Some closer views:

The red belles are Firecracker Plant (Russelia equiseteum); yellow belles are from Esperanza (Tecoma stans); and the orange, admittedly less bell like are from Firebush (Hamelia patens); my perennial favorite for its flowers, ease of culture and butterfly nectar.

The yellow belles are from Tecoma stans, this is also another common name for them. They have several. The background ephemeral wispies are from Muhly Grass (Muhlebergia capallaris). This seems to be everyone’s favorite this time of year. I am guilty of this, currently loving them in the garden and waiting for their full pink floaty goodness. I may need to stop cutting the wispies.

That is the vase for this Monday from South Florida. Happy Gardening and Happy Fall Y’all. I will be in the garden admiring the Muhly Grass. For more vases from worldwide gardens, visit our intrepid hostess, Cathy at http://www.ramblinginthegarden.wordpress.com.

Six on Saturday – Harvest. Present and Future

Time for SOS again. Follow the link to see more fun from gardens around the world http://www,thepropagatorblog.wordpress.com
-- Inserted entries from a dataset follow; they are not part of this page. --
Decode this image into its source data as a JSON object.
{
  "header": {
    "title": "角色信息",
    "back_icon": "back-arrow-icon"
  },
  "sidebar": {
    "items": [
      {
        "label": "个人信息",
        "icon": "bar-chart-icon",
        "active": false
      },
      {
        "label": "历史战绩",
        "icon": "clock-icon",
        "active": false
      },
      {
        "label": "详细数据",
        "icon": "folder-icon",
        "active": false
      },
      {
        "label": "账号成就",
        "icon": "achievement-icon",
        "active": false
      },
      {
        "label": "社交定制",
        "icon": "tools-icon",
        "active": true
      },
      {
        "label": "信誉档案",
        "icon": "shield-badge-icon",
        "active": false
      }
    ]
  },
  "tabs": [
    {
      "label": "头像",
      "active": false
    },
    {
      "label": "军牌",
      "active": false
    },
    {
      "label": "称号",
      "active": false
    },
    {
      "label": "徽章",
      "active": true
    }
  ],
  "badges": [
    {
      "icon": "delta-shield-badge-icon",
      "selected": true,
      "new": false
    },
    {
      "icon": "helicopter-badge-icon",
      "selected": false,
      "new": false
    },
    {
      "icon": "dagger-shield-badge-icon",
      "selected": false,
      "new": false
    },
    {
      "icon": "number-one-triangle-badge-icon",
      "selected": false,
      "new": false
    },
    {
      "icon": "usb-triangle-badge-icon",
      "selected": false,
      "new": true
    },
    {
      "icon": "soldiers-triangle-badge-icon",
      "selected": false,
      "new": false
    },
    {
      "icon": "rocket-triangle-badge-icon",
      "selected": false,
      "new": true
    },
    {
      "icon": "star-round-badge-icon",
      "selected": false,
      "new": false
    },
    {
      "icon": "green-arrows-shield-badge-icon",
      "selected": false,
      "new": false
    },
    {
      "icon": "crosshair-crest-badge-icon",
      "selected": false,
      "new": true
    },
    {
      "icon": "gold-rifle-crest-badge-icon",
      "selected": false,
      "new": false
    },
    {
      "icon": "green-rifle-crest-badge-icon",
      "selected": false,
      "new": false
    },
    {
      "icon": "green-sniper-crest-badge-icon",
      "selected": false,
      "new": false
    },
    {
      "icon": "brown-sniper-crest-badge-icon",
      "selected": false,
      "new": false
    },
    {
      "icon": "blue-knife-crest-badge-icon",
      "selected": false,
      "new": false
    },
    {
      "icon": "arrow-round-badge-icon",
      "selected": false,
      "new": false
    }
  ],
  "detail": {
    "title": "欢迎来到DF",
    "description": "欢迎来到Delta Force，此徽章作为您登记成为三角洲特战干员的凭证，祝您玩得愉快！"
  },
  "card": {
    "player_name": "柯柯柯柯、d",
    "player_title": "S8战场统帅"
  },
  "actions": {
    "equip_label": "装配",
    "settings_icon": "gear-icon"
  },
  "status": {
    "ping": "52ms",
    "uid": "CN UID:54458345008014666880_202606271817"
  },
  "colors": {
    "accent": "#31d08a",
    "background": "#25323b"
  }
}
My garden is enjoying the weather cool down and making flowers and fruit for fall. I have begun harvesting the Roselles (Hibicus sabdariffa) and here is the first batch:

I pluck these by hand as the green seeds start to appear in the middle of the flower. Rinse them throughly and remove the calyces.

These are the remnants of the flower. The calyces have been removed. I had to look up calyx, in botany speak it is the whole of the sepals that surround the bud of the flower. Calyces is plural of calyx. If the green seeds are allowed to ripen they turn brown and may be ground for a coffee substitute.

Calyx harvested by pulling sepals off or cutting whole. Jam makers like the use the whole ones for aesthetics. I think. I am freezing these bit by bit and looking for recipes.

Fruits of the Christmas Palm (Adonidia veitchii). These are reportedly edible but unpalatable. I leave them for the wildlife. Most people cut them off, though I like to use them for arrangements and enjoy the color.

Tomatoes started from seed in September are setting fruit. I planted Yellow Pear and Sweet 100 Cherry Tomatoes, not sure which one this is, but am looking forward to eating it.

One of my favorite butterfly nectar plants, the Firebush (Hamelia patens) flowers and produces fruit in the fall. More food for wildlife (and maybe thought, while contemplating the butterflies.)

That is six from my garden this Saturday.

Happy Gardening!!